Exercise prompt :: Below are records; write all of them out exactly.

____________

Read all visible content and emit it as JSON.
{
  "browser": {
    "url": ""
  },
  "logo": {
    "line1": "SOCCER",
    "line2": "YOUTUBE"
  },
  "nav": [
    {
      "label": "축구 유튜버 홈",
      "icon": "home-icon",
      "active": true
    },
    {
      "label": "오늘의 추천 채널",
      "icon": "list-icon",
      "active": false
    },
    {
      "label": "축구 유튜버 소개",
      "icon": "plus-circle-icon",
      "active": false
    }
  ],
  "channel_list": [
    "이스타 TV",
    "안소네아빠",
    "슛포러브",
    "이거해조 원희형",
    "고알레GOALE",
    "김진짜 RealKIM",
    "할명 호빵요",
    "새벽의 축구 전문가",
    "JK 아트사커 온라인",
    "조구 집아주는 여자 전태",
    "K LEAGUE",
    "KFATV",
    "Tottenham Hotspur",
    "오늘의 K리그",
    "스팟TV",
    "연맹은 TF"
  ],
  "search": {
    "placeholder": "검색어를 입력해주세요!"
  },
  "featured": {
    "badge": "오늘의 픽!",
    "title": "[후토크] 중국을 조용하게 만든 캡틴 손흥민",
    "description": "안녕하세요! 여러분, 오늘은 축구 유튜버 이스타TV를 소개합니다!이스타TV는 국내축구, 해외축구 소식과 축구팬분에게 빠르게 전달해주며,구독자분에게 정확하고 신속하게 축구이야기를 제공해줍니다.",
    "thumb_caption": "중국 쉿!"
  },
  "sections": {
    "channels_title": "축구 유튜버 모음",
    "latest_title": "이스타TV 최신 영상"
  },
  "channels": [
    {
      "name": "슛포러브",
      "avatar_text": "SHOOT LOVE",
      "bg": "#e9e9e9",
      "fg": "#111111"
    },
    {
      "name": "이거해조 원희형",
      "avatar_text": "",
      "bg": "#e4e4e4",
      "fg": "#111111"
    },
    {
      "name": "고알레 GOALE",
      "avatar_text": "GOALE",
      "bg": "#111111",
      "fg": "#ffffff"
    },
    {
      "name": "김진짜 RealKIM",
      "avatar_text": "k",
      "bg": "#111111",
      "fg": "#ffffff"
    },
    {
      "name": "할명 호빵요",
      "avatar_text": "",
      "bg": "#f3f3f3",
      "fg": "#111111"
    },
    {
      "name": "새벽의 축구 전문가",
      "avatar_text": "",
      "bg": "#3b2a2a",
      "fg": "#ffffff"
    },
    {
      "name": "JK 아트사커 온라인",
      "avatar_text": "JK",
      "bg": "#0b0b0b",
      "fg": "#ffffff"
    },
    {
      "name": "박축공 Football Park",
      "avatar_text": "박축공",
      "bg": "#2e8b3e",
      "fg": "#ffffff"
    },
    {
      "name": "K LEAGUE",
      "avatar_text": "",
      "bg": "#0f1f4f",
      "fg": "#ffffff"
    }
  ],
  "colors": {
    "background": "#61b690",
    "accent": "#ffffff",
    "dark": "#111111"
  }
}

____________

Response to the task ::
Read all visible content and emit it as JSON.
{
  "browser": {
    "url": ""
  },
  "logo": {
    "line1": "SOCCER",
    "line2": "YOUTUBE"
  },
  "nav": [
    {
      "label": "축구 유튜버 홈",
      "icon": "home-icon",
      "active": true
    },
    {
      "label": "오늘의 추천 채널",
      "icon": "list-icon",
      "active": false
    },
    {
      "label": "축구 유튜버 소개",
      "icon": "plus-circle-icon",
      "active": false
    }
  ],
  "channel_list": [
    "이스타 TV",
    "안소네아빠",
    "슛포러브",
    "이거해조 원희형",
    "고알레GOALE",
    "김진짜 RealKIM",
    "할명 호빵요",
    "새벽의 축구 전문가",
    "JK 아트사커 온라인",
    "조구 집아주는 여자 전태",
    "K LEAGUE",
    "KFATV",
    "Tottenham Hotspur",
    "오늘의 K리그",
    "스팟TV",
    "연맹은 TF"
  ],
  "search": {
    "placeholder": "검색어를 입력해주세요!"
  },
  "featured": {
    "badge": "오늘의 픽!",
    "title": "[후토크] 중국을 조용하게 만든 캡틴 손흥민",
    "description": "안녕하세요! 여러분, 오늘은 축구 유튜버 이스타TV를 소개합니다!이스타TV는 국내축구, 해외축구 소식과 축구팬분에게 빠르게 전달해주며,구독자분에게 정확하고 신속하게 축구이야기를 제공해줍니다.",
    "thumb_caption": "중국 쉿!"
  },
  "sections": {
    "channels_title": "축구 유튜버 모음",
    "latest_title": "이스타TV 최신 영상"
  },
  "channels": [
    {
      "name": "슛포러브",
      "avatar_text": "SHOOT LOVE",
      "bg": "#e9e9e9",
      "fg": "#111111"
    },
    {
      "name": "이거해조 원희형",
      "avatar_text": "",
      "bg": "#e4e4e4",
      "fg": "#111111"
    },
    {
      "name": "고알레 GOALE",
      "avatar_text": "GOALE",
      "bg": "#111111",
      "fg": "#ffffff"
    },
    {
      "name": "김진짜 RealKIM",
      "avatar_text": "k",
      "bg": "#111111",
      "fg": "#ffffff"
    },
    {
      "name": "할명 호빵요",
      "avatar_text": "",
      "bg": "#f3f3f3",
      "fg": "#111111"
    },
    {
      "name": "새벽의 축구 전문가",
      "avatar_text": "",
      "bg": "#3b2a2a",
      "fg": "#ffffff"
    },
    {
      "name": "JK 아트사커 온라인",
      "avatar_text": "JK",
      "bg": "#0b0b0b",
      "fg": "#ffffff"
    },
    {
      "name": "박축공 Football Park",
      "avatar_text": "박축공",
      "bg": "#2e8b3e",
      "fg": "#ffffff"
    },
    {
      "name": "K LEAGUE",
      "avatar_text": "",
      "bg": "#0f1f4f",
      "fg": "#ffffff"
    }
  ],
  "colors": {
    "background": "#61b690",
    "accent": "#ffffff",
    "dark": "#111111"
  }
}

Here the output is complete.